Apps are a “secondary” feature. Launching the app home screen is actually an impediment to doing something quickly on the watch. And if anything, the Watch is about making more effective use of your time for quick actions.

Dictation is Improved But Not Totally, 100% Accurate

Dictation (not Siri) is improved but it is still troublesome enough that a word in every few sentences is incorrect. The issue is compounded because there is no easy way to correct the dictation.

Siri is more Useful

Easily add a reminder or ask for directions. Siri is gradually more useful and functional.

Calibrating the Watch for Workouts

I took a 30 minute walk outside with my phone. It helps calibrate the Watch, so when you don’t have your iPhone, it should estimate the distance fairly accurately. I hope this is true. Running with an iPhone 6 Plus is not appealing.

Force Touch is not Long Press
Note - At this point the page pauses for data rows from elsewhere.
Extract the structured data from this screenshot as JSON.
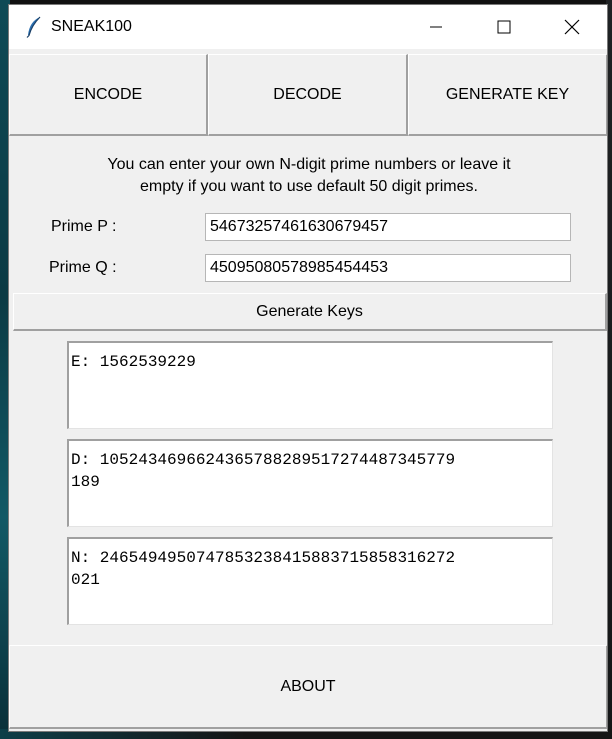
{
  "window": {
    "title": "SNEAK100"
  },
  "tabs": {
    "encode": "ENCODE",
    "decode": "DECODE",
    "generate_key": "GENERATE KEY"
  },
  "info": {
    "line1": "You can enter your own N-digit prime numbers or leave it",
    "line2": "empty if you want to use default 50 digit primes."
  },
  "fields": {
    "prime_p_label": "Prime P :",
    "prime_p_value": "54673257461630679457",
    "prime_q_label": "Prime Q :",
    "prime_q_value": "45095080578985454453"
  },
  "generate_button": "Generate Keys",
  "keys": {
    "e": "E: 1562539229",
    "d": "D: 1052434696624365788289517274487345779\n189",
    "n": "N: 2465494950747853238415883715858316272\n021"
  },
  "about_button": "ABOUT",
  "colors": {
    "window_bg": "#f0f0f0",
    "titlebar_bg": "#ffffff",
    "text": "#000000"
  }
}
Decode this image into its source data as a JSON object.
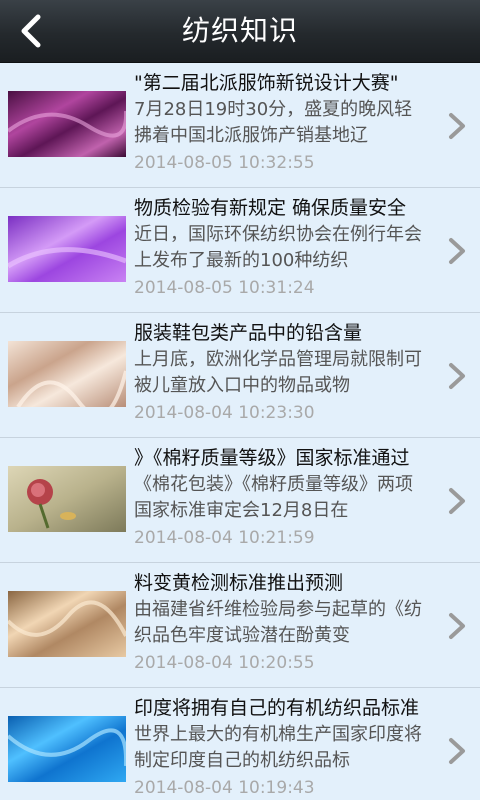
{
  "header": {
    "title": "纺织知识",
    "back_icon": "back-arrow-icon"
  },
  "articles": [
    {
      "headline": "\"第二届北派服饰新锐设计大赛\"",
      "summary": "7月28日19时30分，盛夏的晚风轻拂着中国北派服饰产销基地辽",
      "date": "2014-08-05 10:32:55",
      "thumb_color": "#8e2f7a"
    },
    {
      "headline": "物质检验有新规定 确保质量安全",
      "summary": "近日，国际环保纺织协会在例行年会上发布了最新的100种纺织",
      "date": "2014-08-05 10:31:24",
      "thumb_color": "#b469e8"
    },
    {
      "headline": "服装鞋包类产品中的铅含量",
      "summary": "上月底，欧洲化学品管理局就限制可被儿童放入口中的物品或物",
      "date": "2014-08-04 10:23:30",
      "thumb_color": "#e7cdb9"
    },
    {
      "headline": "》《棉籽质量等级》国家标准通过",
      "summary": "《棉花包装》《棉籽质量等级》两项国家标准审定会12月8日在",
      "date": "2014-08-04 10:21:59",
      "thumb_color": "#a4a076"
    },
    {
      "headline": "料变黄检测标准推出预测",
      "summary": "由福建省纤维检验局参与起草的《纺织品色牢度试验潜在酚黄变",
      "date": "2014-08-04 10:20:55",
      "thumb_color": "#d9b48c"
    },
    {
      "headline": "印度将拥有自己的有机纺织品标准",
      "summary": "世界上最大的有机棉生产国家印度将制定印度自己的机纺织品标",
      "date": "2014-08-04 10:19:43",
      "thumb_color": "#1d8fe0"
    }
  ]
}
Many times, I’ve caught myself doing a long press instead of a more forceful press. Only the forceful press will result in the hidden menus in many apps. I’m not sure I like hiding functionality behind the force touch, but I’m not sure that there was a better solution.

Watch Apps I Use

Third-Party Useful Glances

Other Third-Party Apps

Apple Useful Apps

  • Clock
  • Workout
  • Activity
  • Remote Camera


Ultimately, the value for the Watch for me is two-fold.

First, it is useful for performing quick actions in response to notifications or making quick decisions based in the glances.

Second, it is valuable as an activity tracker. Anything to help my health is a good thing.

I don’t recommend most people get the first generation but there are many future applications of the Watch (as an identity, as a key to other devices/cars, as a small storage of preferences, etc.) that will be potentially compelling in the near future.